LIVE: For the latest updates on the coronavirus, follow our live blog.

The Caribbean Examination Council (CXC) secondary school exams, scheduled for May and June, have been rescheduled to July, and some other examinations have been cancelled, the Department of Education Services announced Friday.

City and Guilds examinations currently remain on schedule, but exams previously scheduled by Cambridge, AQA, WJEC and Pearson have been cancelled. Examination centres are awaiting the process for awarding grades for these exams, the DES advised.

The UK already announced that GCSE and A-Level exams would be scrapped this year.

CXC exams are the Caribbean equivalent of GCSEs and the most important exams for secondary school leavers. The results determine whether they can go on to further education and their chances in the future job market.

School principals across Cayman expressed sympathy for their students amid the upheaval but reassured them they were doing all they could to ensure they would be prepared for the exams in July.

The following changes have been announced regarding the May/June 2020 examinations schedule for CXC.

  • CXC has revised the exams schedule to July 2020.
  • In person or on-site moderation across all practical subjects is suspended until further notice.
  • Paper 1 for all exams will be delivered electronically, and the results will be used in conjunction with School Based Assessments (SBAs) to provide students with an assessed grade. The exceptions to this are Modern Languages, Visual Arts and Human and Social Biology.
  • Completion of SBA practicals have been rescheduled and schools will be advised of the revised deadline for submission.
  • Online resources geared towards exam preparation are available at learninghub.cxc.org; in addition, DES and the Ministry of Education are working with FLOW and One on One Educational Services Ltd in Jamaica to provide access to additional content.

Secondary school graduation dates will be rescheduled to ensure final exam grade reports are taken into consideration and recognised, the DES said in a statement issued on Friday.

“Without question, it is extremely unfortunate that several of our locally administered, external exams have been cancelled,” DES Acting Director Tammy Banks-DaCosta said in the statement. “From the onset of the drastic upset to all our lives, we have been actively engaged in fact-finding activities and discussions with the various examination bodies.

‘This includes meetings facilitated by CXC, which included other Ministries of Education across the region, to deliberate the best scenario for our students as it relates to the administration of examinations. While the changes CXC has implemented are different and may cause inconvenience, the takeaway is that examinations are still going ahead.”

In the statement, government secondary school principals encouraged students to remain positive, despite the disruptions caused to their schooling and exam schedules by the COVID-19 crisis.

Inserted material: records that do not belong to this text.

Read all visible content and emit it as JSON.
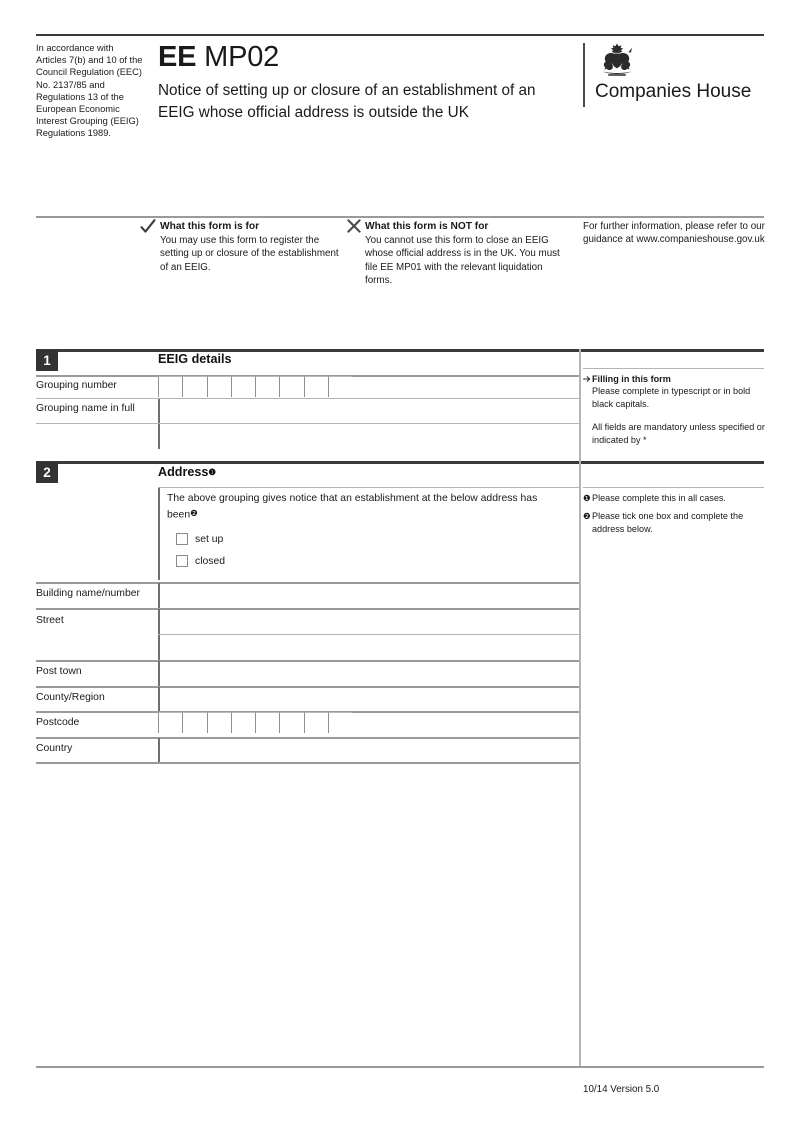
{
  "header": {
    "accordance_text": "In accordance with Articles 7(b) and 10 of the Council Regulation (EEC) No. 2137/85 and Regulations 13 of the European Economic Interest Grouping (EEIG) Regulations 1989.",
    "form_code_bold": "EE",
    "form_code_light": "MP02",
    "form_subtitle": "Notice of setting up or closure of an establishment of an EEIG whose official address is outside the UK",
    "logo_text": "Companies House",
    "logo_icon": "royal-coat-of-arms"
  },
  "guidance": {
    "for": {
      "icon": "tick-icon",
      "heading": "What this form is for",
      "body": "You may use this form to register the setting up or closure of the establishment of an EEIG."
    },
    "not_for": {
      "icon": "cross-icon",
      "heading": "What this form is NOT for",
      "body": "You cannot use this form to close an EEIG whose official address is in the UK. You must file EE MP01 with the relevant liquidation forms."
    },
    "further_info": "For further information, please refer to our guidance at www.companieshouse.gov.uk"
  },
  "section1": {
    "number": "1",
    "title": "EEIG details",
    "fields": {
      "grouping_number_label": "Grouping number",
      "grouping_number_boxes": 8,
      "grouping_name_label": "Grouping name in full"
    },
    "note": {
      "icon": "arrow-icon",
      "heading": "Filling in this form",
      "body": "Please complete in typescript or in bold black capitals.",
      "body2": "All fields are mandatory unless specified or indicated by *"
    }
  },
  "section2": {
    "number": "2",
    "title": "Address",
    "title_marker": "❶",
    "statement": "The above grouping gives notice that an establishment at the below address has been",
    "statement_marker": "❷",
    "checkboxes": [
      {
        "label": "set up",
        "checked": false
      },
      {
        "label": "closed",
        "checked": false
      }
    ],
    "address_fields": {
      "building": "Building name/number",
      "street": "Street",
      "post_town": "Post town",
      "county_region": "County/Region",
      "postcode": "Postcode",
      "postcode_boxes": 8,
      "country": "Country"
    },
    "notes": [
      {
        "marker": "❶",
        "text": "Please complete this in all cases."
      },
      {
        "marker": "❷",
        "text": "Please tick one box and complete the address below."
      }
    ]
  },
  "footer": {
    "version": "10/14 Version 5.0"
  },
  "colors": {
    "badge_bg": "#333333",
    "rule_dark": "#3a3a3a",
    "rule_light": "#b4b4b4",
    "text": "#1a1a1a"
  }
}
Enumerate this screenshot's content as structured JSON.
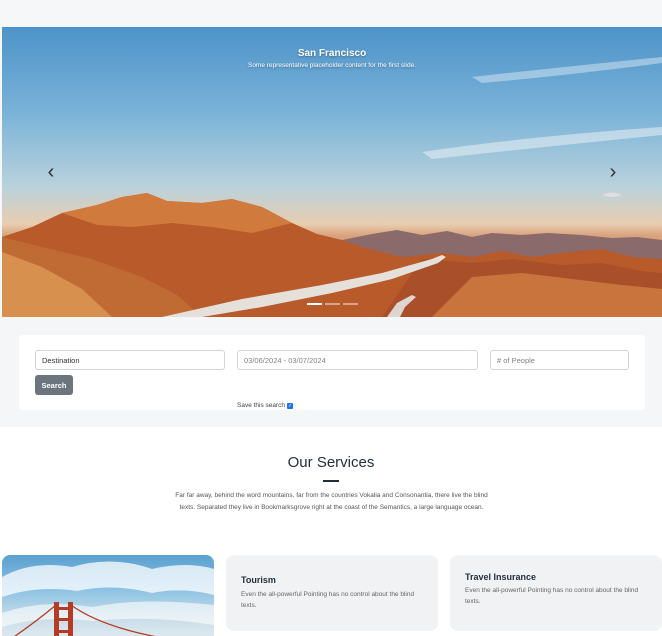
{
  "carousel": {
    "slide_title": "San Francisco",
    "slide_caption": "Some representative placeholder content for the first slide.",
    "prev_icon": "‹",
    "next_icon": "›",
    "indicator_count": 3,
    "active_indicator": 1
  },
  "search": {
    "destination_placeholder": "Destination",
    "dates_value": "03/06/2024 - 03/07/2024",
    "people_placeholder": "# of People",
    "search_button": "Search",
    "save_label": "Save this search",
    "save_checked": true
  },
  "services": {
    "title": "Our Services",
    "description": "Far far away, behind the word mountains, far from the countries Vokalia and Consonantia, there live the blind texts. Separated they live in Bookmarksgrove right at the coast of the Semantics, a large language ocean.",
    "cards": [
      {
        "title": "Tourism",
        "text": "Even the all-powerful Pointing has no control about the blind texts."
      },
      {
        "title": "Travel Insurance",
        "text": "Even the all-powerful Pointing has no control about the blind texts."
      }
    ]
  },
  "colors": {
    "accent": "#1f2d3d",
    "button": "#6c757d",
    "checkbox": "#1a73e8"
  }
}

“This has been an unprecedented year,” said Jon Clark, principal of John Gray High School. “We all need to continue to work in the best interest of our community. This is not an easy situation for all our students, and especially Year 11 students. Nonetheless, we will find ways to support them and maintain our positivity. The extended date for SBAs means that this must still be a priority and they must not stop working.

“The Paper 1 multiple choice paper being completed electronically can be managed. We have already trialed this and have completed exam work for CXC over the past two years.”

Richard Wildman, Clifton Hunter High School principal, said that, understandably, students may be anxious about external examinations and the changes proposed, but “we encourage you to remain focused and positive, you have been taught to be resilient and to demonstrate a growth mindset, this is the time to tap into your inner resolve and press on.”

He added, “Your parents and teachers are with you, guiding you towards the best outcomes. Finally, see each new day as one filled with God’s new mercies. Rest assured, our teachers will continue to actively engage with our students every day using the different distance learning modes.”

Devon Brown, acting principal of Layman E. Scott High School in Cayman Brac, also acknowledged the anxieties being experienced by students, but urged them to “be reassured in knowing that teachers, parents and the entire education fraternity are working to ensure continuity of your education journey. The provisions are in place to assist all our students with preparations for the scheduled external examinations.

“In this time, utilize what works best for you, stay on top by being organized and most importantly, take the very best care of your mental health and well-being in these challenging times.”

In the DES statement, Delores Thompson, director of Cayman Islands Further Education Centre, also offered some encouraging words, saying, “At the beginning of the school year, we shared with you that the biggest determinant of a person’s success isn’t IQ, family structure, income or participation in extra curricula activities. It is grit! Now is the time to demonstrate that grit.

“Team CIFEC, we’ve got this. Stay engaged with your teachers, keep working and reach out to us if you need anything.”

The DES statement said schools will provide further details to parents and students regarding exam arrangements.

Full coverage: Coronavirus

If you value our service, if you have turned to us in the past few days or weeks for verified, factual updates, if you have watched our live streaming of press conferences or sent an article to a friend... please consider a donation. Quality local journalism was at risk before the coronavirus crisis. It is now deeply threatened. Even a small amount can go a long way to sustaining our mission of informing the public. We need our readers’ financial support now more than ever.

Donate